Records contained in a dataset:
•••

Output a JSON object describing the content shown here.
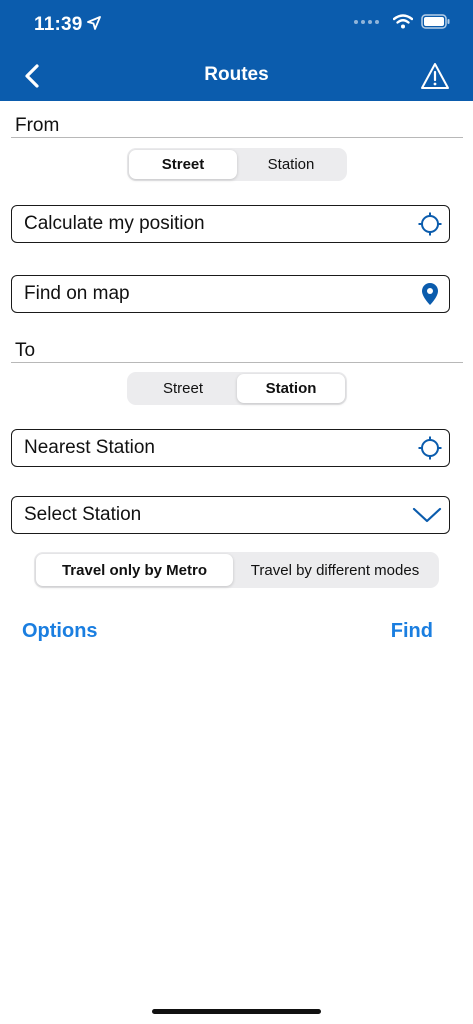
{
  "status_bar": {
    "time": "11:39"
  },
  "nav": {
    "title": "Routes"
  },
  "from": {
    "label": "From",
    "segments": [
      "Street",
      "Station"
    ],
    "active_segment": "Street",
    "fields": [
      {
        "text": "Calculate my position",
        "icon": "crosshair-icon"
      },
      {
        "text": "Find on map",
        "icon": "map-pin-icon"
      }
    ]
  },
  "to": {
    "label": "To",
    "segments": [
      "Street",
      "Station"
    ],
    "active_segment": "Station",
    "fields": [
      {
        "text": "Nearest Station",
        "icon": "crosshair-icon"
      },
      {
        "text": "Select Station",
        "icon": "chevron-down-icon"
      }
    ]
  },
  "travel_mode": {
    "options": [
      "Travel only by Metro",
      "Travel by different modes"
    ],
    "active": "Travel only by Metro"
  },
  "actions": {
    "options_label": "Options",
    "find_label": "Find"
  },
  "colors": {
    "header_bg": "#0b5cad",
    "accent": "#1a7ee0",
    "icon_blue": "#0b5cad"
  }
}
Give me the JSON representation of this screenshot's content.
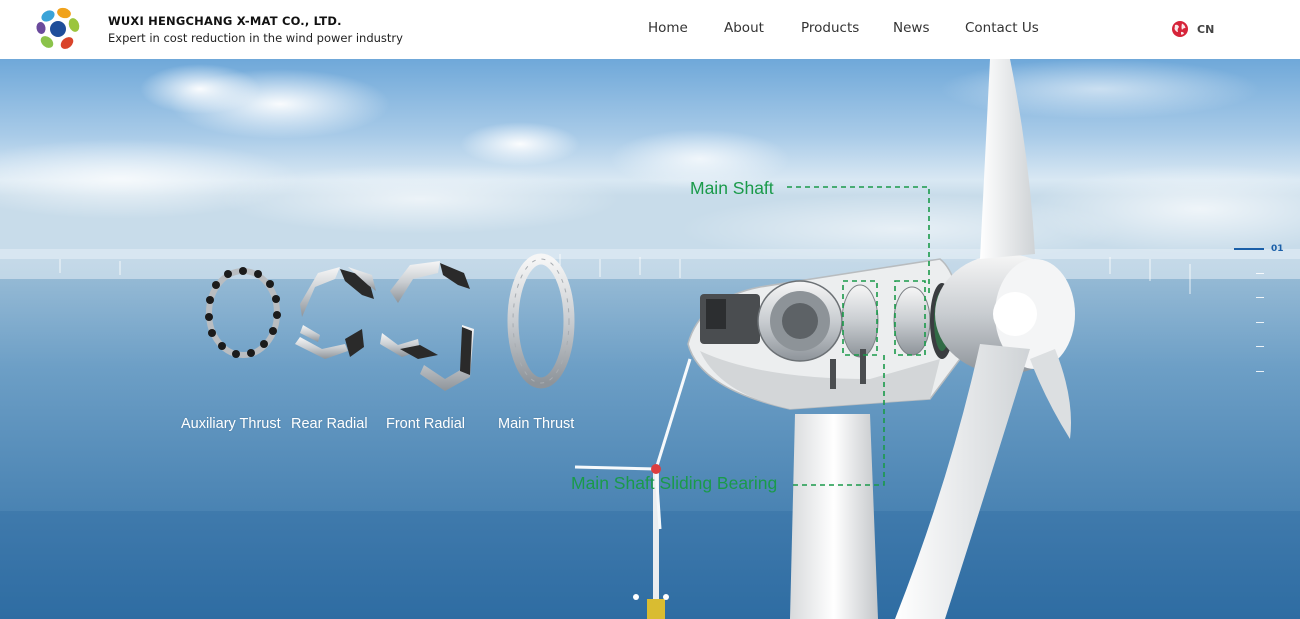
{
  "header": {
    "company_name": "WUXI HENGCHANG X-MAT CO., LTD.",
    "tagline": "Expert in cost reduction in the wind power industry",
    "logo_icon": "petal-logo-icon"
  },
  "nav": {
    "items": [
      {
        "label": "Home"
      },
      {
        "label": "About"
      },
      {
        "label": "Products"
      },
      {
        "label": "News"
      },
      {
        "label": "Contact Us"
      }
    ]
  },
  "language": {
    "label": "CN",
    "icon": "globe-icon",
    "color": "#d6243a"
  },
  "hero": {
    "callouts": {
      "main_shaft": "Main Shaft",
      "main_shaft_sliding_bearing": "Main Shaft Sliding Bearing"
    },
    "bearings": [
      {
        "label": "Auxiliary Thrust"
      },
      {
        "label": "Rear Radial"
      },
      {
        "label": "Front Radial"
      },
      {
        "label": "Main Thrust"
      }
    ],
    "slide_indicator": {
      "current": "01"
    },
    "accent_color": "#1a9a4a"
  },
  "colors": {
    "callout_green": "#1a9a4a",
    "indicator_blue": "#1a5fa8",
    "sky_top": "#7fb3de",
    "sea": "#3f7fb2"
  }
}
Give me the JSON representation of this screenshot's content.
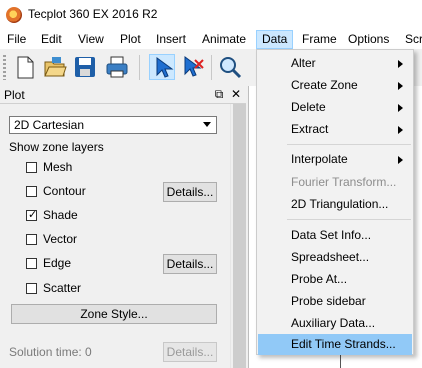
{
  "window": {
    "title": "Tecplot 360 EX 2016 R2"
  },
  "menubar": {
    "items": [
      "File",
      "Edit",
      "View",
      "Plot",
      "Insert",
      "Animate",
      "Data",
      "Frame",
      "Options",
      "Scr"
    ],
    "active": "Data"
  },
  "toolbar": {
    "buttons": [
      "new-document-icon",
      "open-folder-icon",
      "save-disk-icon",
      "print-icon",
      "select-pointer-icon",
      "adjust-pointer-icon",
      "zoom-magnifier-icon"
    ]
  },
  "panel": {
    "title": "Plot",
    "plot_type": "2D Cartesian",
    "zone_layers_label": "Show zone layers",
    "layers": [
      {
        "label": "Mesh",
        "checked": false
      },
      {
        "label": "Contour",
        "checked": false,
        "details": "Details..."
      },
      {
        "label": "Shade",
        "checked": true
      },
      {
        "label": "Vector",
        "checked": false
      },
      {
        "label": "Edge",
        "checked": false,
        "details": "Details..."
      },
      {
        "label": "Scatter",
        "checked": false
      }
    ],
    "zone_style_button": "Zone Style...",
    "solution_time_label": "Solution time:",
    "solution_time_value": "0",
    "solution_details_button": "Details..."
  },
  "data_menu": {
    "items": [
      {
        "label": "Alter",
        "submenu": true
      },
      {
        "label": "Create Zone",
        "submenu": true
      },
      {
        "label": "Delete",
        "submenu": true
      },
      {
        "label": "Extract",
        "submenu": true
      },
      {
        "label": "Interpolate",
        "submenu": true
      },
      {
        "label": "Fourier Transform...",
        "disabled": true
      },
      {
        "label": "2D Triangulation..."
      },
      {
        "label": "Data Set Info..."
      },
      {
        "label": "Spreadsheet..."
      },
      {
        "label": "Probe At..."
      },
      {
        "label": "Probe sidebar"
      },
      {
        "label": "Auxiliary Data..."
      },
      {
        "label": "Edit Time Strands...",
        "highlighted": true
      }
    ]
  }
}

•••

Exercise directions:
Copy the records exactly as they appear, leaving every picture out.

Answer to the problem:
Output a JSON object describing the content shown here.
{
  "status_bar": {
    "time": "11:39"
  },
  "nav": {
    "title": "Routes"
  },
  "from": {
    "label": "From",
    "segments": [
      "Street",
      "Station"
    ],
    "active_segment": "Street",
    "fields": [
      {
        "text": "Calculate my position",
        "icon": "crosshair-icon"
      },
      {
        "text": "Find on map",
        "icon": "map-pin-icon"
      }
    ]
  },
  "to": {
    "label": "To",
    "segments": [
      "Street",
      "Station"
    ],
    "active_segment": "Station",
    "fields": [
      {
        "text": "Nearest Station",
        "icon": "crosshair-icon"
      },
      {
        "text": "Select Station",
        "icon": "chevron-down-icon"
      }
    ]
  },
  "travel_mode": {
    "options": [
      "Travel only by Metro",
      "Travel by different modes"
    ],
    "active": "Travel only by Metro"
  },
  "actions": {
    "options_label": "Options",
    "find_label": "Find"
  },
  "colors": {
    "header_bg": "#0b5cad",
    "accent": "#1a7ee0",
    "icon_blue": "#0b5cad"
  }
}
Give me the JSON representation of this screenshot's content.
{
  "header": {
    "company_name": "WUXI HENGCHANG X-MAT CO., LTD.",
    "tagline": "Expert in cost reduction in the wind power industry",
    "logo_icon": "petal-logo-icon"
  },
  "nav": {
    "items": [
      {
        "label": "Home"
      },
      {
        "label": "About"
      },
      {
        "label": "Products"
      },
      {
        "label": "News"
      },
      {
        "label": "Contact Us"
      }
    ]
  },
  "language": {
    "label": "CN",
    "icon": "globe-icon",
    "color": "#d6243a"
  },
  "hero": {
    "callouts": {
      "main_shaft": "Main Shaft",
      "main_shaft_sliding_bearing": "Main Shaft Sliding Bearing"
    },
    "bearings": [
      {
        "label": "Auxiliary Thrust"
      },
      {
        "label": "Rear Radial"
      },
      {
        "label": "Front Radial"
      },
      {
        "label": "Main Thrust"
      }
    ],
    "slide_indicator": {
      "current": "01"
    },
    "accent_color": "#1a9a4a"
  },
  "colors": {
    "callout_green": "#1a9a4a",
    "indicator_blue": "#1a5fa8",
    "sky_top": "#7fb3de",
    "sea": "#3f7fb2"
  }
}
Give me the JSON representation of this screenshot's content.
{
  "window": {
    "title": "Tecplot 360 EX 2016 R2"
  },
  "menubar": {
    "items": [
      "File",
      "Edit",
      "View",
      "Plot",
      "Insert",
      "Animate",
      "Data",
      "Frame",
      "Options",
      "Scr"
    ],
    "active": "Data"
  },
  "toolbar": {
    "buttons": [
      "new-document-icon",
      "open-folder-icon",
      "save-disk-icon",
      "print-icon",
      "select-pointer-icon",
      "adjust-pointer-icon",
      "zoom-magnifier-icon"
    ]
  },
  "panel": {
    "title": "Plot",
    "plot_type": "2D Cartesian",
    "zone_layers_label": "Show zone layers",
    "layers": [
      {
        "label": "Mesh",
        "checked": false
      },
      {
        "label": "Contour",
        "checked": false,
        "details": "Details..."
      },
      {
        "label": "Shade",
        "checked": true
      },
      {
        "label": "Vector",
        "checked": false
      },
      {
        "label": "Edge",
        "checked": false,
        "details": "Details..."
      },
      {
        "label": "Scatter",
        "checked": false
      }
    ],
    "zone_style_button": "Zone Style...",
    "solution_time_label": "Solution time:",
    "solution_time_value": "0",
    "solution_details_button": "Details..."
  },
  "data_menu": {
    "items": [
      {
        "label": "Alter",
        "submenu": true
      },
      {
        "label": "Create Zone",
        "submenu": true
      },
      {
        "label": "Delete",
        "submenu": true
      },
      {
        "label": "Extract",
        "submenu": true
      },
      {
        "label": "Interpolate",
        "submenu": true
      },
      {
        "label": "Fourier Transform...",
        "disabled": true
      },
      {
        "label": "2D Triangulation..."
      },
      {
        "label": "Data Set Info..."
      },
      {
        "label": "Spreadsheet..."
      },
      {
        "label": "Probe At..."
      },
      {
        "label": "Probe sidebar"
      },
      {
        "label": "Auxiliary Data..."
      },
      {
        "label": "Edit Time Strands...",
        "highlighted": true
      }
    ]
  }
}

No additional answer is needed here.